» THE PROBLEM: Each line of the data below containing "Ctrl" needs to be listed.

» GIVEN RECORDS:
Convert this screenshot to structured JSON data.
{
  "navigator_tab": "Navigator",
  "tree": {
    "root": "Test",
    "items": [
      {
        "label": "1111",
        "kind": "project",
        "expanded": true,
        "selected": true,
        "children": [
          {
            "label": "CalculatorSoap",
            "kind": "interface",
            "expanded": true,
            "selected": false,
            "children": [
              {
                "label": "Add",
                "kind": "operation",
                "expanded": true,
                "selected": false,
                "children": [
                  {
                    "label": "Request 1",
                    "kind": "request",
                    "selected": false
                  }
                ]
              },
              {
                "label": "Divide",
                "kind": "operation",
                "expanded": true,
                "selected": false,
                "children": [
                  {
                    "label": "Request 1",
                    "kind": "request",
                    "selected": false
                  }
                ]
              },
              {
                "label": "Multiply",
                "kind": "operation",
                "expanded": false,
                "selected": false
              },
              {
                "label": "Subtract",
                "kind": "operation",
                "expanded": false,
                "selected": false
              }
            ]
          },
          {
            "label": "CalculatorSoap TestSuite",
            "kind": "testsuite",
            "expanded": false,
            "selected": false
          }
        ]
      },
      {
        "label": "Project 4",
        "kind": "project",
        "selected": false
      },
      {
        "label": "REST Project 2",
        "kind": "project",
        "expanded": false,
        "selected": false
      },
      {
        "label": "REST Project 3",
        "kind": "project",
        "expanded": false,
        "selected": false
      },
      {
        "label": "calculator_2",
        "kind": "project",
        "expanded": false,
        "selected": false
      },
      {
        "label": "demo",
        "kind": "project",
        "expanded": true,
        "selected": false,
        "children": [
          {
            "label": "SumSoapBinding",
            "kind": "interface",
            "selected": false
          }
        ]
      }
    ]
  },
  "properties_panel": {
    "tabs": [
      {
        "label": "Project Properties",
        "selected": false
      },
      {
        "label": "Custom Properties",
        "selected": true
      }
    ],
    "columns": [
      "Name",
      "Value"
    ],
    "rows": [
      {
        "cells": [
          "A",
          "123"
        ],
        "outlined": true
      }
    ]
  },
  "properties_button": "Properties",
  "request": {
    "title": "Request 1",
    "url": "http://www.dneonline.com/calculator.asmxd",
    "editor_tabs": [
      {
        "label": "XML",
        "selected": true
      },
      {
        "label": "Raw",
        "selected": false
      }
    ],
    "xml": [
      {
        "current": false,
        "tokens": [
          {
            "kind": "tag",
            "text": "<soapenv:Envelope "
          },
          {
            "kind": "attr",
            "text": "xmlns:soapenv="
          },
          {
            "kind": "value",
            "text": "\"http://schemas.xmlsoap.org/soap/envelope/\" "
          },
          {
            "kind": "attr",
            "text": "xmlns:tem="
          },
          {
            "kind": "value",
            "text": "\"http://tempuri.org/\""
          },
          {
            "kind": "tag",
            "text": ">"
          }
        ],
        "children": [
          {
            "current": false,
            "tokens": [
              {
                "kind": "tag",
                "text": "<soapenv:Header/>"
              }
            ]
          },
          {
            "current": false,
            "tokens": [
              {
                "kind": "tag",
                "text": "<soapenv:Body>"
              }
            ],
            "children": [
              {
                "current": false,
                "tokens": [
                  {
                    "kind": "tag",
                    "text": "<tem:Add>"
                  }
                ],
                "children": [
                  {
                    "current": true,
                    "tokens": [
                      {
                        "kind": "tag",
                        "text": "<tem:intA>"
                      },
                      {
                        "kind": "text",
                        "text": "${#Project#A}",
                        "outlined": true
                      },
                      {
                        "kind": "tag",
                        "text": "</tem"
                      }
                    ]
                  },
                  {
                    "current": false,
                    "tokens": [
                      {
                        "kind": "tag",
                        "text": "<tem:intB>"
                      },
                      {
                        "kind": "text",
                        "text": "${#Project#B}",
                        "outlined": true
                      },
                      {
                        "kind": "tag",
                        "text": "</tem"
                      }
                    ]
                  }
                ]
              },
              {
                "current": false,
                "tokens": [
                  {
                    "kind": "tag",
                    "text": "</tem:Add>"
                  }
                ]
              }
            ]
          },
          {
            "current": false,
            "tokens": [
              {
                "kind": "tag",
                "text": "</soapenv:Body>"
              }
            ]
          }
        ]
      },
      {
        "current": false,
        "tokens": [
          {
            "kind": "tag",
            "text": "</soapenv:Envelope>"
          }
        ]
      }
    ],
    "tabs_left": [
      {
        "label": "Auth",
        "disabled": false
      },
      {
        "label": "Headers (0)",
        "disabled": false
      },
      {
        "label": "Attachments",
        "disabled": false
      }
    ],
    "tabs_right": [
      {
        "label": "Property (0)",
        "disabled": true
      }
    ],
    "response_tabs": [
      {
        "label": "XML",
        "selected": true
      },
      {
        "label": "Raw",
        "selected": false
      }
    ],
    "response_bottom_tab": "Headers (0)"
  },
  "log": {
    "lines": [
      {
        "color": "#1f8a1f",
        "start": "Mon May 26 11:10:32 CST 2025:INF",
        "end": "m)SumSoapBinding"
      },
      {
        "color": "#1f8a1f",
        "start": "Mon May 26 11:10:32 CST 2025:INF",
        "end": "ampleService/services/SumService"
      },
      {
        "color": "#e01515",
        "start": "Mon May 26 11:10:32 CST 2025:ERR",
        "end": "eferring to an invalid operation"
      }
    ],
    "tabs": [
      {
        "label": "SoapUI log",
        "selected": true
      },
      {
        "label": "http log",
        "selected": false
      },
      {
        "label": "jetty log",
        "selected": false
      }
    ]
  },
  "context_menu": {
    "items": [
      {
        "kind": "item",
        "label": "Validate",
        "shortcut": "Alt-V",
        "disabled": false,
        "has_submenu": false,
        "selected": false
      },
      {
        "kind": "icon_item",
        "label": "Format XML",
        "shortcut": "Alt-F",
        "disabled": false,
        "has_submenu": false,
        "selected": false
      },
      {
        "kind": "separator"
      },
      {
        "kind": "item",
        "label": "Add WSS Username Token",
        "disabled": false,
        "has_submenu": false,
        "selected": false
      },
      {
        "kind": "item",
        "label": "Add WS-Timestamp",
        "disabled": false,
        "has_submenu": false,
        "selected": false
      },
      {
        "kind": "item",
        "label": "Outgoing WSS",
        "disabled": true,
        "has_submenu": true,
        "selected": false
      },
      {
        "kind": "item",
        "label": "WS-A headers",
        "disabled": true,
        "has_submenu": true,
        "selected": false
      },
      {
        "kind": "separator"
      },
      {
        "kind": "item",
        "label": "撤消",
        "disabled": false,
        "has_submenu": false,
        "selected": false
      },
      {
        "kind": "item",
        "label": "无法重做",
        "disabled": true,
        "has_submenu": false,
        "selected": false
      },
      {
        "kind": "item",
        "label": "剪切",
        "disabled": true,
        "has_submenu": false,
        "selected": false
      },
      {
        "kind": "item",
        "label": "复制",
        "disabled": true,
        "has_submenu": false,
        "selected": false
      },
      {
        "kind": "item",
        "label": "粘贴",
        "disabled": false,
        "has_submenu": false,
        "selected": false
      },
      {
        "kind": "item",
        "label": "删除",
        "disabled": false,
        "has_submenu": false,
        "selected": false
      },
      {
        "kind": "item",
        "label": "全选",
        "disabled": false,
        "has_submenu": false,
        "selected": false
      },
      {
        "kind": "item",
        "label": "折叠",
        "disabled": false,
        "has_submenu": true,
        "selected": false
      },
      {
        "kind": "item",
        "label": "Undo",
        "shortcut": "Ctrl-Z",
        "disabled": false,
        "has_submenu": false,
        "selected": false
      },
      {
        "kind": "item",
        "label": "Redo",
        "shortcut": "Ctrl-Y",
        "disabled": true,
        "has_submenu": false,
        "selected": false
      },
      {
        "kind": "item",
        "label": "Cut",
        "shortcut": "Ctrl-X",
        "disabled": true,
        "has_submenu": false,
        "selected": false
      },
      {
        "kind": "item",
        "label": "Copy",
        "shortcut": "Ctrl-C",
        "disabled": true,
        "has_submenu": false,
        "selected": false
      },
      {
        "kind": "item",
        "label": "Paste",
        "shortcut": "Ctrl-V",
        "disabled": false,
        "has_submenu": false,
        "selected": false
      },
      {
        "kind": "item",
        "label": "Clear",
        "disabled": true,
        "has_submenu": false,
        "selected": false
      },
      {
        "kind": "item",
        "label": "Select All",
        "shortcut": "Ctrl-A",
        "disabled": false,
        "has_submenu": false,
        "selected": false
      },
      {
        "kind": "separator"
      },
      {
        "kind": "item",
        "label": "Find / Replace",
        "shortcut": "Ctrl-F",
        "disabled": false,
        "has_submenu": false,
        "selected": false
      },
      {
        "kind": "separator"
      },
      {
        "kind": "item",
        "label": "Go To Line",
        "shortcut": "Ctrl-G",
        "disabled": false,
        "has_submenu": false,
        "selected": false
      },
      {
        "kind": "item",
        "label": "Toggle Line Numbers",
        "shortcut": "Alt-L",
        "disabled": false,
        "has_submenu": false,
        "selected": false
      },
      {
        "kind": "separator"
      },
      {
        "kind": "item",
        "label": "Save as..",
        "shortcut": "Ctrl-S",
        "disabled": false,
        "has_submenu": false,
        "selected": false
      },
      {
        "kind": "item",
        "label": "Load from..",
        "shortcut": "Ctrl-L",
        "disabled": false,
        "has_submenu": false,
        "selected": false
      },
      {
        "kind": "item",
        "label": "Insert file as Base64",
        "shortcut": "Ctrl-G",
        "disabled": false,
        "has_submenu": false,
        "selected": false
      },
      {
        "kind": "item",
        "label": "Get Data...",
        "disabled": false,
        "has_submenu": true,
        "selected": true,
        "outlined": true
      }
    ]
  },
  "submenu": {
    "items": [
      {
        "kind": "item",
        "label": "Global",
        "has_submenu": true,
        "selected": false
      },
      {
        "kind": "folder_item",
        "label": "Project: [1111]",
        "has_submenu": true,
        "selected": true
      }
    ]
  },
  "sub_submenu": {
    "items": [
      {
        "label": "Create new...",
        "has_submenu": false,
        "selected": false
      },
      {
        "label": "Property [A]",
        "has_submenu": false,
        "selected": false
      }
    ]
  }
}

» TASK RESPONSE:
        "shortcut": "Ctrl-Z",
        "shortcut": "Ctrl-Y",
        "shortcut": "Ctrl-X",
        "shortcut": "Ctrl-C",
        "shortcut": "Ctrl-V",
        "shortcut": "Ctrl-A",
        "shortcut": "Ctrl-F",
        "shortcut": "Ctrl-G",
        "shortcut": "Ctrl-S",
        "shortcut": "Ctrl-L",
        "shortcut": "Ctrl-G",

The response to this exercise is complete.